What's on display here is foible-ridden human nature that we're all too familiar with. Some film reviewers questioned (very seriously) in a podcast whether the premise would have worked better in the dystopian sci-fi genre. Balderdash! It's hilarious. I will only mention two tee-hees here:
--One Australian "manosaurus" complains that the women have even taken their God away and replaced it with a "sheila," that is, Mother Nature ("praise Nature").
--The men in the sanctuary go on a hunger strike, but...they get hungry.


The film dwells at length (and then revisits again) Jesus' Virgin Birth, but there's really no correlation to God the Son becoming incarnate by the Holy Spirit and human parthenogenesis. I think the film was (respectfully) grappling for a punch line that wasn't there. "NMBTP" gets the Catholic stuff pretty correct. There's even an interview with an "Italian priest" who works for the "Congregation for the Causes of Saints" and had to investigate what seemed at first to be miracles--when the parthenogenesis began occurring. Even a nun in a remote part of northern Spain becomes pregnant (this really comes off as a silly "cheap shot" sequence in the film). And, of course the misogynistic, patriarchal Church suppresses all the evidence of the nun's pregnancy.

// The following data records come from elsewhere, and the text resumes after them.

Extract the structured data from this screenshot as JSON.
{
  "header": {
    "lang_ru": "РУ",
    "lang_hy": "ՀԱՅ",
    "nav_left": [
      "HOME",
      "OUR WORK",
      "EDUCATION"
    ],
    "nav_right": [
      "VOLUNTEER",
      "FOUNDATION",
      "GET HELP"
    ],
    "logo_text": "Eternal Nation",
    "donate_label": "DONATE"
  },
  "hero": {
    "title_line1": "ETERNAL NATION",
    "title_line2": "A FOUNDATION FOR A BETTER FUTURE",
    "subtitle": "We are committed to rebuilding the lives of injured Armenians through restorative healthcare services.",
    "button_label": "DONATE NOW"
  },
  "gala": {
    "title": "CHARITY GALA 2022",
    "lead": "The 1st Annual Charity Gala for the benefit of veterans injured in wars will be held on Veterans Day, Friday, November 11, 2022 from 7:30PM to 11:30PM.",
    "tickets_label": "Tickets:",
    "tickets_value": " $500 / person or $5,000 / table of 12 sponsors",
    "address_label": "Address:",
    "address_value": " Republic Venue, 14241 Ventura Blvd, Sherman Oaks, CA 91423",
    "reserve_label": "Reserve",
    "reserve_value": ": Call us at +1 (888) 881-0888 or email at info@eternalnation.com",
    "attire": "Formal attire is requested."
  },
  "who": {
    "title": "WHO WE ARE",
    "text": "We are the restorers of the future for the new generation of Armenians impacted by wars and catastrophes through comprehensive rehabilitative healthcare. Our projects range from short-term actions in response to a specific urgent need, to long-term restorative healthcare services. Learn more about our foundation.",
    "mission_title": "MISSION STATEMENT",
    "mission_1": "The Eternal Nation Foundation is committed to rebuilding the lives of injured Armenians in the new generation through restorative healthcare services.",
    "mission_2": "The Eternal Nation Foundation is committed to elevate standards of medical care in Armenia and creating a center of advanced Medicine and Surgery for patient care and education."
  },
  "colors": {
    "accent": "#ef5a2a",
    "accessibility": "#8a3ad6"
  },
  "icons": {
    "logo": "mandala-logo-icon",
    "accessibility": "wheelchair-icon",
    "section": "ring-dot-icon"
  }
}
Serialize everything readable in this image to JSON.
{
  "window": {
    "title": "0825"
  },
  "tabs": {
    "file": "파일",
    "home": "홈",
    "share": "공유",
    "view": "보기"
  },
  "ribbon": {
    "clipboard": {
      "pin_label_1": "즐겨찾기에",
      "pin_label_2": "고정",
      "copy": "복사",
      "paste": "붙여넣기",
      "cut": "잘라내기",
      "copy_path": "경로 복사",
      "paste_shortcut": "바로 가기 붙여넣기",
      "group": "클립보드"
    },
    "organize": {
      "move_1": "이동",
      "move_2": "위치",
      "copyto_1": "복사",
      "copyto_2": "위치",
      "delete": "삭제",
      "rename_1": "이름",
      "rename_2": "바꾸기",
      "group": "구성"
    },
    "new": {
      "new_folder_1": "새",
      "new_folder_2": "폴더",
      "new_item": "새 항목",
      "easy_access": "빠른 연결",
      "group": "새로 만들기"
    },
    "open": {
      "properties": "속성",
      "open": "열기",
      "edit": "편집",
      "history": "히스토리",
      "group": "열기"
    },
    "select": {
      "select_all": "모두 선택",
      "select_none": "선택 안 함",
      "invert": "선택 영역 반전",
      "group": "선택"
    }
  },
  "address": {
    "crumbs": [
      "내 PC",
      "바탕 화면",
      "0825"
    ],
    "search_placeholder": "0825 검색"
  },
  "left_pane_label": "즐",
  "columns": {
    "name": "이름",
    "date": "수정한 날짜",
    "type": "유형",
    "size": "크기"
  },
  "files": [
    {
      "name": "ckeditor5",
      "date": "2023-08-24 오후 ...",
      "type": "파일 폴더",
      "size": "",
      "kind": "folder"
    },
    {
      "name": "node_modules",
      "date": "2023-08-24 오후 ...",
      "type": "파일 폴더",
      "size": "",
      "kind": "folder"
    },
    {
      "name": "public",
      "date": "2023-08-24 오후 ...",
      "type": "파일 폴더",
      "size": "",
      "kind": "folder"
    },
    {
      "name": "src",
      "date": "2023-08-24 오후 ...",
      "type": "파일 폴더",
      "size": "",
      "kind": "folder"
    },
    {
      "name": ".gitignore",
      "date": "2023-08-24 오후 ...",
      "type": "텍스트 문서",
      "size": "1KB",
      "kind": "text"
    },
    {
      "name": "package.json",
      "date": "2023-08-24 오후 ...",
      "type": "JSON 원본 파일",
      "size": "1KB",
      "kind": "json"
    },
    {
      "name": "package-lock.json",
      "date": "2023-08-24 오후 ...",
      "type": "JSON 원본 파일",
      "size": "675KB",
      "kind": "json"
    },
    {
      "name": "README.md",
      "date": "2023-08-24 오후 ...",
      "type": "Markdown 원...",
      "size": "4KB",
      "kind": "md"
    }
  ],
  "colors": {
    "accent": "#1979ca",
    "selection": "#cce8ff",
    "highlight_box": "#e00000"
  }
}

"NMBTP" is everything a meticulous mockumentary and comedy should be. The action is never flagging. It's clever but not cerebral. It won't go over your head, it will only make you feel smart as you get the jokes. Along with nailing the style of the contemporary documentary, there is no mean-spiritedness, it's not a "message film," and there's no "unrelatable" stretches of the imagination (except the human parthenogenesis). The actors are utterly believable. Much of what is said of/to/about women today is now said of men. The tables are turned--but not to an exact and too obvious degree.


Men's and women's idiosyncrasies are both poked equal fun at. There's a lot of food for thought here--enough that it would be good for a film discussion group. And even the most outlandish features of this "broad" new world aren't all that far-fetched, at least in the rhetoric of today. What's interesting about the women is that they are not "mannish," nor are they frou-frou. They're just capable, intelligent, albeit rather bland women who don't seem to need or miss the men. The indifference would be chilling--if it weren't a comedy. And of course, it's way funnier if you know Theology of the Body.

Available on iTunes Canada. Coming soon to USA.